“SparkIL also activates Ogen’s expertise at making loans…perhaps the highest form of tzedakah (charity/righteousness), to bring about change here in Israel…We at the Fisher Foundation have been privileged to be one of their partners as well.”

In additional support for the peer-to-peer lending network, The Jewish Federation of Metropolitan Detroit’s Israel and Overseas Allocations Committee, chaired by Leah Trosch and Richard Broder, has approved the transfer of $100,000 to SparkIL for risk cushions. These funds will allow SparkIL to offer more borrowers opportunities to raise much-needed capital on the platform.

“SparkIL is providing an opportunity for Detroit to participate using previously allocated and currently unused funds, and we are proud to do so,” Trosch said. “Particularly at this time, with the influx of new olim (immigrants) from both Ethiopia and Ukraine, it is so important that Diaspora communities, partnering with The Jewish Agency, remain flexible and creative.”
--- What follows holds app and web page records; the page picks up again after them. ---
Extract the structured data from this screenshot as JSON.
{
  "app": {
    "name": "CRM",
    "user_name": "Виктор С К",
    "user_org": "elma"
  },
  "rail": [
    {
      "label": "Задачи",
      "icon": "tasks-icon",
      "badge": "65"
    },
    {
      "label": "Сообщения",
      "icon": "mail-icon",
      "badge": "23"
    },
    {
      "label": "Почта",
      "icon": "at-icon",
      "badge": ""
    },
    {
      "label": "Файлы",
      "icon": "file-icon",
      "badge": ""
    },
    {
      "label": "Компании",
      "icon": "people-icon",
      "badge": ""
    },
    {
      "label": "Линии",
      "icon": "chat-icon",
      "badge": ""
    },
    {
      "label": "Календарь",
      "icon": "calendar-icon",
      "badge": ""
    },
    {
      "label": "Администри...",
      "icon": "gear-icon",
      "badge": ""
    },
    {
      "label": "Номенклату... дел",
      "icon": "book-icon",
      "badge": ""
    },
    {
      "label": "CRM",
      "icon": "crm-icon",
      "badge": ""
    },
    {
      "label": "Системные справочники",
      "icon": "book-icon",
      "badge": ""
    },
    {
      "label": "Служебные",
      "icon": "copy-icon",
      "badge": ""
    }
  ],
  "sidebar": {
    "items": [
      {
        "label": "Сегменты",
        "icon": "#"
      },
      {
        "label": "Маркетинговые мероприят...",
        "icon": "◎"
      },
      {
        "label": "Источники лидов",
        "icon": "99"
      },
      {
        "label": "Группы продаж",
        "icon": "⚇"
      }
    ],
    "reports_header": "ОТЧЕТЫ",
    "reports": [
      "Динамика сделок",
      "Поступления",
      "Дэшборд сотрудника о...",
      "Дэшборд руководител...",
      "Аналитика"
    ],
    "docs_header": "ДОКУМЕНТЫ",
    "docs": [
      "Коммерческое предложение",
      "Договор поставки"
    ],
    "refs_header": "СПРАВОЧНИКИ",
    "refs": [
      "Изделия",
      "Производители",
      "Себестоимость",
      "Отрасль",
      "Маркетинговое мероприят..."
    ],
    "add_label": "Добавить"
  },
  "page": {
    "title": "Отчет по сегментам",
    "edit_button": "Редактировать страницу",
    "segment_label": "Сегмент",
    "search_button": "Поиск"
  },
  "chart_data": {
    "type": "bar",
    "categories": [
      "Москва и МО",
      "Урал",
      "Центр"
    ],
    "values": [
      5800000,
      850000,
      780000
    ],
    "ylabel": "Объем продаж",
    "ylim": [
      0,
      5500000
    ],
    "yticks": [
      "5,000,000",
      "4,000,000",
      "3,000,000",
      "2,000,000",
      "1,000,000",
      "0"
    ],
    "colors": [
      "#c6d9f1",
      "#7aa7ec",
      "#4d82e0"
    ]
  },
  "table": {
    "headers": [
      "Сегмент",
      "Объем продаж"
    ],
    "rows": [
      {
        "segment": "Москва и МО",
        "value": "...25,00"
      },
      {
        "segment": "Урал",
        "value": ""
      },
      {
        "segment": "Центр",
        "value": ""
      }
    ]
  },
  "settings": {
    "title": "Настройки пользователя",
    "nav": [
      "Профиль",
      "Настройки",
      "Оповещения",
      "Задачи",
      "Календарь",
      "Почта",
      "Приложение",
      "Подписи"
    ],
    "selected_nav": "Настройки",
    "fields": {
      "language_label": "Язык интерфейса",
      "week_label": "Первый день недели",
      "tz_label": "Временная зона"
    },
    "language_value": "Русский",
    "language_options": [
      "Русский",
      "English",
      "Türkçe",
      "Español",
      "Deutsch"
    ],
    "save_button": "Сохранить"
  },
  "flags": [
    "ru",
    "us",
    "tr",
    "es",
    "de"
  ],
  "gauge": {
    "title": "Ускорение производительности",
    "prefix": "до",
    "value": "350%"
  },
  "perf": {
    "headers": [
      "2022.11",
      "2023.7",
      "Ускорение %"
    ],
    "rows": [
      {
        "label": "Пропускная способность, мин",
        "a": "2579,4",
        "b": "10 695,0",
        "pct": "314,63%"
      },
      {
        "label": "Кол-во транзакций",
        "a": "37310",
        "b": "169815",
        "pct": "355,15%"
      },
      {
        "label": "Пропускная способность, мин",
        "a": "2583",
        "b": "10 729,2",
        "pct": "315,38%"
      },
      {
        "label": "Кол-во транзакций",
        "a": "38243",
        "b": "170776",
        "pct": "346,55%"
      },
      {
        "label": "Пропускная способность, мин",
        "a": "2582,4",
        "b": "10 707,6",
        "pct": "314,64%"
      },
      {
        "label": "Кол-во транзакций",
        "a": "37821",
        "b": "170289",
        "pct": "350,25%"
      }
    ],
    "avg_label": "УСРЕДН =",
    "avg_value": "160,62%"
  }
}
This past summer, the Fisher Foundation’s Sherman also visited David Elimelech, one the first borrowers to open a campaign with SparkIL. Elimelech, who is from an impoverished neighborhood in Ashkelon, grows his own mushrooms that are now being sold to restaurants and making an impact for vegans throughout the country.

According to Elimelech, while mushrooms are an ideal plant-based replacement for meat and seafood, “Israel had no mushroom market to speak of, so I took my savings and bought equipment to start growing them.” And thus, his business, FUNGGIZ, was born.

“It was hard to navigate the bureaucracy of establishing my business, but SparkIL has been incredible in helping us get off the ground,” Elimelech said. “Our biggest hurdle right now is inventory. We are regularly sold out of products and need a larger facility so we can keep up with the demand for supplying restaurant distributors. Because the demand is so high, we created at-home grow kits, so folks can incorporate mushrooms into their daily diets as well. This loan will help us increase production in both areas.”

SparkIL CEO Na’ama Ore said, “We are deeply grateful to the Fisher Foundation for their generous early-stage and continued support for SparkIL, and we welcome the Detroit Federation in providing risk cushions that enable us to attract more borrowers in Israel’s periphery. The support from these organizations is helping us to empower Israel’s small business owners with the long-overdue resources that they need and deserve, while simultaneously pioneering a new vehicle for creating connections between Israel and world Jewry.”